Chop the parsley and cilantro, if using, fairly small but do not mince. Transfer to the bowl with the garlic paste. Add the cucumbers, lemon juice and lemon zest and fold together well, using a pliable rubber spatula. Taste and correct for salt.

Stir in the olive oil, taste again and adjust for salt and acid balance. If it tastes at all flat, add a bit more lemon and a bit more salt. If it’s too tart, add a little olive oil.


The classic Italian dish of orecchiette (“little ears” pasta), sausage and broccoli inspired this dish. Instead of another sausage, I use cotechino here and use broccoli rabe instead of regular broccoli. Another beautiful option is to use Romanesco broccoli.

Cotechino with Broccoli Rabe and Orecchietti

Makes 2 - 3 servings

2 cotechino

3 garlic cloves

2 bay leaves

2 thyme sprigs

1 cup white wine

Kosher salt

8 ounces orecchietti

2 bunches broccoli rabe (about 10 ounces), trimmed

Extra-virgin olive oil (preferably 2021 olio nuovo)

Black pepper in a mill

Red pepper flakes

1 lemon, in large wedges

Vella Dry Jack or Parmigiano-Reggiano, in one piece

Put the cotechino in a large saucepan. Add the garlic, bay leaves, thyme sprigs, white wine and enough water to cover the sausage completely. Season with salt, bring to a boil over medium heat, reduce the heat and simmer gently for about 45 minutes.

When the sausage is nearly cooked, fill a large saucepan two-thirds full with water, season generously with salt and bring to a boil over high heat. Add the pasta and cook according to package directions until it is just done. Drain the pasta but do not rinse it. Put the cooked pasta in a warm wide, shallow bowl. Drizzle with olive oil, toss and cover with a tea towel to keep warm.

Transfer the cooked sausage to a cutting board, pour off about two-thirds of the cooking liquid, return the pan to the heat and add the broccoli rabe. Cook until it is just tender, about 7 - 8 minutes.
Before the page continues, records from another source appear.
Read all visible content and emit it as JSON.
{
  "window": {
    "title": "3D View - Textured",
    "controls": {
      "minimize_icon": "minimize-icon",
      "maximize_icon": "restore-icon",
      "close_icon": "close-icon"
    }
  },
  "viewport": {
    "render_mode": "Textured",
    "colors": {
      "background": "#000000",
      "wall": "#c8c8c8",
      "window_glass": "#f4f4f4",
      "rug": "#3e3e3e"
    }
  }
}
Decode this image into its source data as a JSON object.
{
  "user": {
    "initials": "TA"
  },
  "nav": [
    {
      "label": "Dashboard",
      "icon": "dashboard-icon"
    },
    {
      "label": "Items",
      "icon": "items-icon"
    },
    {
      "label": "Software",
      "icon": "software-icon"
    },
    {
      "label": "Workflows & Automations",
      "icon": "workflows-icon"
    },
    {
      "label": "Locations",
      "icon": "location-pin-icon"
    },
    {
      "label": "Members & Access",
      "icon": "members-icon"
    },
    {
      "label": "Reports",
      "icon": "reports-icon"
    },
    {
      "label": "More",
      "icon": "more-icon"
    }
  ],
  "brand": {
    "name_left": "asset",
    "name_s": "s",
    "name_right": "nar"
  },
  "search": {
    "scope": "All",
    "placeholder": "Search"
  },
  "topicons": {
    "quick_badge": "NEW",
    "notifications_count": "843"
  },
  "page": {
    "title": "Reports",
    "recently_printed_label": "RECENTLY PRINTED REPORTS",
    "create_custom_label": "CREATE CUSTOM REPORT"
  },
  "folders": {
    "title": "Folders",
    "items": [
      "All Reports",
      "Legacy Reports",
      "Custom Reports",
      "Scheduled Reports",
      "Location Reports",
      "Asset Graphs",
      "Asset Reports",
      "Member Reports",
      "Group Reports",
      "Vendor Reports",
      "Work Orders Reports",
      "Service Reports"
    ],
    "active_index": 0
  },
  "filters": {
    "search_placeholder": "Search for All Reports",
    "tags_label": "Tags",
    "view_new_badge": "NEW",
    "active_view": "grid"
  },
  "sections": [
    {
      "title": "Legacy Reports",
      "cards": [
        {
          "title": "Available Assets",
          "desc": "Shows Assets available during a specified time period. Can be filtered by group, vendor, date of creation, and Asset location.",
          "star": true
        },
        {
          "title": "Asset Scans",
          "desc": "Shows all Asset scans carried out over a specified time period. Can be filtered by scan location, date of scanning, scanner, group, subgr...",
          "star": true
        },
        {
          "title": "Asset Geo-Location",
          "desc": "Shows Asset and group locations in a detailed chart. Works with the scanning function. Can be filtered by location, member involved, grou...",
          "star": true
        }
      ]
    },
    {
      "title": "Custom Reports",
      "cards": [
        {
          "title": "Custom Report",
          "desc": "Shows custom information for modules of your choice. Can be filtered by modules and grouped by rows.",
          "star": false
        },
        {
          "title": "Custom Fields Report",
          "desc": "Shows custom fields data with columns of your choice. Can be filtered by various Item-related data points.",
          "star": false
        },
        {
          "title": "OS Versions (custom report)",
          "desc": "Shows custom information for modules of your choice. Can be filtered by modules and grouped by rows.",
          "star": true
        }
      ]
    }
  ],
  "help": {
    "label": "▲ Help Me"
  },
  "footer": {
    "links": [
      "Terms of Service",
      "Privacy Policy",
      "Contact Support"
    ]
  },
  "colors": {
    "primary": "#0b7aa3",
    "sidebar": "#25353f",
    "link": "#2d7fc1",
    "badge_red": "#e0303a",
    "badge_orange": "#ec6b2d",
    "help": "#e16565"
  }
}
Cut the cotechino into ⅜-inch rounds and scatter them over the pasta. Add the broccoli rabe around the edges of the bowl. Spoon a little of the remaining cooking liquid over everything and drizzle with a little more olive oil. Season with salt, pepper and red pepper flakes and garnish with lemon wedges.

Enjoy right away, with the cheese and a grater alongside.

Michele Anna Jordan is the author of 24 books to date, including “California Home Cooking.” Email her at michele@micheleannajordan.com

UPDATED: Please read and follow our commenting policy:

  • This is a family newspaper, please use a kind and respectful tone.
  • No profanity, hate speech or personal attacks. No off-topic remarks.
  • No disinformation about current events.
  • We will remove any comments — or commenters — that do not follow this commenting policy.